Today was a tough day, ending an extremely tough couple of weeks. Stan Plesser, the Senior Plesser I’ve been writing about, passed away. I ran a shot from this same series back in June when the family took a trip together to Los Angeles. Anything I would have shot fresh would have seemed so irrelevant with today’s happenings, and I really needed to see his smiling face again anyway.
Stan was a pretty short guy, but he had the enthusiasm of a giant. He grew up in New York City and had the most amazing stories of his childhood there. He loved telling stories of growing up in the Jewish neighborhoods and of smelling the fresh roasted nuts wafting up to his open bedroom window from the street as well as the fresh fish he could buy from off the truck (“I have never again tasted fish that fresh!”).
He was a dreamer who was continuously thinking of new and creative business ideas and solutions — including lots of ideas for me on how to save newspapers, which he could never fathom not reading. Stan read every paper he could, watched as much TV political news as anyone (especially me) could stomach, visited all kinds of museums, traveled the world over and loved to listen to public radio. In short, he loved to learn.
He was also an old-school music industry guy who had once managed rock bands, and reliving those stories with him on tour was a treasure for both Jamie and I, the obvious rock fanatics. He opened a club in Kansas City in the 1960s and promoted shows there for many years (resulting in a documentary being made on him and his impact on the local music scene — which he was extremely proud of). He never gave up on new music, and I loved it that at 79 years old he was interested in Wilco and Delta Spirit. Along with the new artists, he loved to tell you about seeing Jimi Hendrix and Bob Marley live. Man, he loved music — just like I do.
Beyond rock’n’roll, Stan also loved the Kansas Jayhawks with a vigor only matched by his sons.
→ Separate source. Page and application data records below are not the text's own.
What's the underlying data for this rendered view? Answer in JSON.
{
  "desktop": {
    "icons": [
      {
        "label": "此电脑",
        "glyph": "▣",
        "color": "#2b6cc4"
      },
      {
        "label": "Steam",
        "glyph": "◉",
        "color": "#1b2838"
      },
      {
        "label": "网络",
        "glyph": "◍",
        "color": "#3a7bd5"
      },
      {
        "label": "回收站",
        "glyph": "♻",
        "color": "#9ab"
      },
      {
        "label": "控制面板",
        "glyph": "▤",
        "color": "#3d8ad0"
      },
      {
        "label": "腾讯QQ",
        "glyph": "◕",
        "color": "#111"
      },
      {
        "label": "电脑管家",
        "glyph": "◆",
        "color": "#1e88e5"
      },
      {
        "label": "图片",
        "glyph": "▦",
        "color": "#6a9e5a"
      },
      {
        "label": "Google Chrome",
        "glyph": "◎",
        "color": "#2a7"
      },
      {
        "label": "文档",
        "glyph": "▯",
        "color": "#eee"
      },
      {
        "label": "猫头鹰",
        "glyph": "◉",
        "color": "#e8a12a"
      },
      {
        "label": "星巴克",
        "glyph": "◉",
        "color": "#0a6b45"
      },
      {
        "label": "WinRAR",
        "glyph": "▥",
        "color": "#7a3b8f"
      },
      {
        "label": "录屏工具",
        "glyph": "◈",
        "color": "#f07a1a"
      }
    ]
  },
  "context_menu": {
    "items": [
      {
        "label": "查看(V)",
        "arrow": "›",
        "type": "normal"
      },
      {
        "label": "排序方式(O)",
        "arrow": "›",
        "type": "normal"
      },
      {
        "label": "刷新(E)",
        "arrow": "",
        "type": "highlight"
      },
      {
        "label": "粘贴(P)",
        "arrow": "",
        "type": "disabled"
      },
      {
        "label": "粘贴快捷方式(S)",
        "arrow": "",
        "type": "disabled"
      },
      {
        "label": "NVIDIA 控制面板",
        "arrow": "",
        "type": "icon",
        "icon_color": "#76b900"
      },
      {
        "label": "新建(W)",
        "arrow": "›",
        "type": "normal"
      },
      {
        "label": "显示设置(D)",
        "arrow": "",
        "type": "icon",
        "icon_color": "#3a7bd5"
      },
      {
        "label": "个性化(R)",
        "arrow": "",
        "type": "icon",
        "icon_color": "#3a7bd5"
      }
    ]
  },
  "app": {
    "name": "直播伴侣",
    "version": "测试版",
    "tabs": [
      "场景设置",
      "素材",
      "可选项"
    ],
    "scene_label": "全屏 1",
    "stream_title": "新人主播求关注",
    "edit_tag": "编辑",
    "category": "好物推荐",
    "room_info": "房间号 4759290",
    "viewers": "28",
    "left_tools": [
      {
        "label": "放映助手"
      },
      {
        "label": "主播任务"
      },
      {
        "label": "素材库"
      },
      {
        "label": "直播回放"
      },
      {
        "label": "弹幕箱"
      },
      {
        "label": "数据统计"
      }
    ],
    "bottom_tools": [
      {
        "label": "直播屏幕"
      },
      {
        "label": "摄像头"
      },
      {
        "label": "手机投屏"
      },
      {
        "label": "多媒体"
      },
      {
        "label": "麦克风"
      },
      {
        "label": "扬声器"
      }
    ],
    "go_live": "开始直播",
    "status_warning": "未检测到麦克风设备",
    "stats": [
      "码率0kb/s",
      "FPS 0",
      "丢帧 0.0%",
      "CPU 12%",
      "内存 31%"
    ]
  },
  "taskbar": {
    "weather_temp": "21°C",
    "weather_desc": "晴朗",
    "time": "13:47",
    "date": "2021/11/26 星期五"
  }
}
I fear we may miss him most on game days this year, when as the game comes to a close, there is no phone call to dissect every players’ magnificence and every referees’ blind call.
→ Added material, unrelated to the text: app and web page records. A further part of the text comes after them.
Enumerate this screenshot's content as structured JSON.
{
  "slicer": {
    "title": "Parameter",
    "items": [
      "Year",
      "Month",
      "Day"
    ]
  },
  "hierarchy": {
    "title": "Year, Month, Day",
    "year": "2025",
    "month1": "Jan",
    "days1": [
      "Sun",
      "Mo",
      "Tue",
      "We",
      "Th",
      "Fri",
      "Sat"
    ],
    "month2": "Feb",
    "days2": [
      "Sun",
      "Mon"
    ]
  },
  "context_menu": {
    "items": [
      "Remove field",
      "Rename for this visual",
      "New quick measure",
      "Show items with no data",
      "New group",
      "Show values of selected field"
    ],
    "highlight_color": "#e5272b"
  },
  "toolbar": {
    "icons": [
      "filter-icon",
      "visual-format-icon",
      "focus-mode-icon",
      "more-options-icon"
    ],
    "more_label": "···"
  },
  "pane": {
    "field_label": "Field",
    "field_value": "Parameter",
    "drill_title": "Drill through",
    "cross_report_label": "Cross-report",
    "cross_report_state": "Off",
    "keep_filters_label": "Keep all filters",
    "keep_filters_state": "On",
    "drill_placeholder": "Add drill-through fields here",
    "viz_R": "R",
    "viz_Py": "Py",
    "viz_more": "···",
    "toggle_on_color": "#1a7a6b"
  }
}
Stan was an amazing man who will be missed deeply. I’ll be back in Kansas City for the week as we remember his passions and say our goodbyes.